Increasing society's capacity to prevent, respond to and mitigate major IT-incidents, which could impact on the whole of society, is a priority for the Swedish government. In this regard, in 2016 we launched a national system for mandatory reporting of IT-incidents for all government agencies. In 2018, as part of the EU Directive on security in network information systems, such reporting will become mandatory, for both public and private actors, in large parts of our most vital infrastructure.
Sweden is working with its partners in the European Union to ensure a regional approach. Under article 222 of the Lisbon Treaty, the EU and its Member States are committed to acting in solidarity within any Member State that is the object of a terrorist attack. Within the framework of the European Programme for Critical Infrastructure Protection, the EU has put in place a range of initiatives to address the protection of critical infrastructure. The EU approach is not only focused on the threats from terrorist attacks, but also on those from criminal activities, natural disasters and accidents. Having a coordinated approach within the EU is essential considering the level of interdependence amongst member-states. Sweden supports several EU programmes aimed at protecting critical infrastructure within the region. This includes efforts build capacity in disaster and risk management in the Balkans and Turkey.
The Swedish Civil Contingencies Authority is also part of a number of organisations created to improve the capacities of member states in matters related to civil protection and preparedness, such as the Council of the Baltic Sea States (CBSS) and the Arctic Council. The Authority also represents Sweden in the Barents Euro-Arctic Council (BEAC), which is a forum for intergovernmental cooperation in the Barents Sea area in order to support and promote regional cooperation in the northernmost parts of Sweden, Norway, Finland and the north-western parts of Russia. Iceland and Denmark are also members.
There must be accountability for all acts of terrorism, including by holding perpetrators, organisers, and sponsors of terrorist attacks responsible. Measures to counter terrorism must be taken in accordance with international law, including human rights law and international humanitarian law.
We welcome the fact that the resolution adopted today encourages the Counter-terrorism Committee (CTC) to continue to examine these important issues.
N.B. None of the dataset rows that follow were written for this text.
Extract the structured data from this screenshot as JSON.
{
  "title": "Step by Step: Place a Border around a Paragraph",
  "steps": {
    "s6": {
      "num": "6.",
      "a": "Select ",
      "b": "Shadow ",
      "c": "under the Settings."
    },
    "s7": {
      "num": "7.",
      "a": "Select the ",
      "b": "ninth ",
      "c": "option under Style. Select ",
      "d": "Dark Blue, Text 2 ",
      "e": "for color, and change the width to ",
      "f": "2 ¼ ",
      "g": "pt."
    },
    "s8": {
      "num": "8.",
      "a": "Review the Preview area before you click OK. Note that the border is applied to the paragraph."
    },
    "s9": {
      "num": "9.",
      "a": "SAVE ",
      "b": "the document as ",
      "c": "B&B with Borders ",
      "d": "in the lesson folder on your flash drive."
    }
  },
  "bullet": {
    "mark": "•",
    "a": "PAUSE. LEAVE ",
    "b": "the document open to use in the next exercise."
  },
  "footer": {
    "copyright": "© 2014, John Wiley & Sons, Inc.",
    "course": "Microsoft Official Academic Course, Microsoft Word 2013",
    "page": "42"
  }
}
The country visits by the Counter-terrorism Executive Directorate has resulted in valuable knowledge and expertise, and the potential for states to draw on best practices.
We must be vigilant and prepared in order to prevent and mitigate terrorist attacks on critical infrastructure and we must be ready to respond when such attacks do take place. Only by working together can we do this.